* [RECORDS FOR PROCESSING]

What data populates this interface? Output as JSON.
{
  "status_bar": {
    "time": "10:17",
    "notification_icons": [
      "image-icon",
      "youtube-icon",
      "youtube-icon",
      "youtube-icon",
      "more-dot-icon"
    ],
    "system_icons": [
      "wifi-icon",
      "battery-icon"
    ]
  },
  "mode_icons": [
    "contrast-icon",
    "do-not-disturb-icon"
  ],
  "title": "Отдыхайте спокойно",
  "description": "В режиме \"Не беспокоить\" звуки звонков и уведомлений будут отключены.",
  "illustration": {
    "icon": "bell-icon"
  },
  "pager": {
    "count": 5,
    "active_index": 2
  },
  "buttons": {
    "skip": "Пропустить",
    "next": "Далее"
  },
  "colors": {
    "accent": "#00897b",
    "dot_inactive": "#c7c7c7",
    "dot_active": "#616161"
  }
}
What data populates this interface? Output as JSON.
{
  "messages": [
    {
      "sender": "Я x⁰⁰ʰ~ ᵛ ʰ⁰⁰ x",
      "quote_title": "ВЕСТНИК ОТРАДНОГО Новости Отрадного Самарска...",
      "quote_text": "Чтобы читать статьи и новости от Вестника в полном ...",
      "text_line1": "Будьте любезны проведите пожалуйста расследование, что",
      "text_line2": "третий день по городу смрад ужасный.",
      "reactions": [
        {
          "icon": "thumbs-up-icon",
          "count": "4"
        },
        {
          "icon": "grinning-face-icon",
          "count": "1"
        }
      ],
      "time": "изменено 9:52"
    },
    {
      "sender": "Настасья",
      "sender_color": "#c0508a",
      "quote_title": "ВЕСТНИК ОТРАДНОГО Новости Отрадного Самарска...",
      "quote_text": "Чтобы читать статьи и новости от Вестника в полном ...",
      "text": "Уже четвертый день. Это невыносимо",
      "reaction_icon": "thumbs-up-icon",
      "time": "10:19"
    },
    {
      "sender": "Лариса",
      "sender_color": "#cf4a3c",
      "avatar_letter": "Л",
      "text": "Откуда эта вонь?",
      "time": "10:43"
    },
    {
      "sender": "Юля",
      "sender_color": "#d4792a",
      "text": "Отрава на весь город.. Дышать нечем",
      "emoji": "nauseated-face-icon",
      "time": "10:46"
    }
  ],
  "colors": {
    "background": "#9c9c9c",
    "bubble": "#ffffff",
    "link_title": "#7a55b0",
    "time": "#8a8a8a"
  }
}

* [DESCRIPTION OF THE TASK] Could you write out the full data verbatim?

* [RESULT]
What data populates this interface? Output as JSON.
{
  "status_bar": {
    "time": "10:17",
    "notification_icons": [
      "image-icon",
      "youtube-icon",
      "youtube-icon",
      "youtube-icon",
      "more-dot-icon"
    ],
    "system_icons": [
      "wifi-icon",
      "battery-icon"
    ]
  },
  "mode_icons": [
    "contrast-icon",
    "do-not-disturb-icon"
  ],
  "title": "Отдыхайте спокойно",
  "description": "В режиме \"Не беспокоить\" звуки звонков и уведомлений будут отключены.",
  "illustration": {
    "icon": "bell-icon"
  },
  "pager": {
    "count": 5,
    "active_index": 2
  },
  "buttons": {
    "skip": "Пропустить",
    "next": "Далее"
  },
  "colors": {
    "accent": "#00897b",
    "dot_inactive": "#c7c7c7",
    "dot_active": "#616161"
  }
}
What data populates this interface? Output as JSON.
{
  "messages": [
    {
      "sender": "Я x⁰⁰ʰ~ ᵛ ʰ⁰⁰ x",
      "quote_title": "ВЕСТНИК ОТРАДНОГО Новости Отрадного Самарска...",
      "quote_text": "Чтобы читать статьи и новости от Вестника в полном ...",
      "text_line1": "Будьте любезны проведите пожалуйста расследование, что",
      "text_line2": "третий день по городу смрад ужасный.",
      "reactions": [
        {
          "icon": "thumbs-up-icon",
          "count": "4"
        },
        {
          "icon": "grinning-face-icon",
          "count": "1"
        }
      ],
      "time": "изменено 9:52"
    },
    {
      "sender": "Настасья",
      "sender_color": "#c0508a",
      "quote_title": "ВЕСТНИК ОТРАДНОГО Новости Отрадного Самарска...",
      "quote_text": "Чтобы читать статьи и новости от Вестника в полном ...",
      "text": "Уже четвертый день. Это невыносимо",
      "reaction_icon": "thumbs-up-icon",
      "time": "10:19"
    },
    {
      "sender": "Лариса",
      "sender_color": "#cf4a3c",
      "avatar_letter": "Л",
      "text": "Откуда эта вонь?",
      "time": "10:43"
    },
    {
      "sender": "Юля",
      "sender_color": "#d4792a",
      "text": "Отрава на весь город.. Дышать нечем",
      "emoji": "nauseated-face-icon",
      "time": "10:46"
    }
  ],
  "colors": {
    "background": "#9c9c9c",
    "bubble": "#ffffff",
    "link_title": "#7a55b0",
    "time": "#8a8a8a"
  }
}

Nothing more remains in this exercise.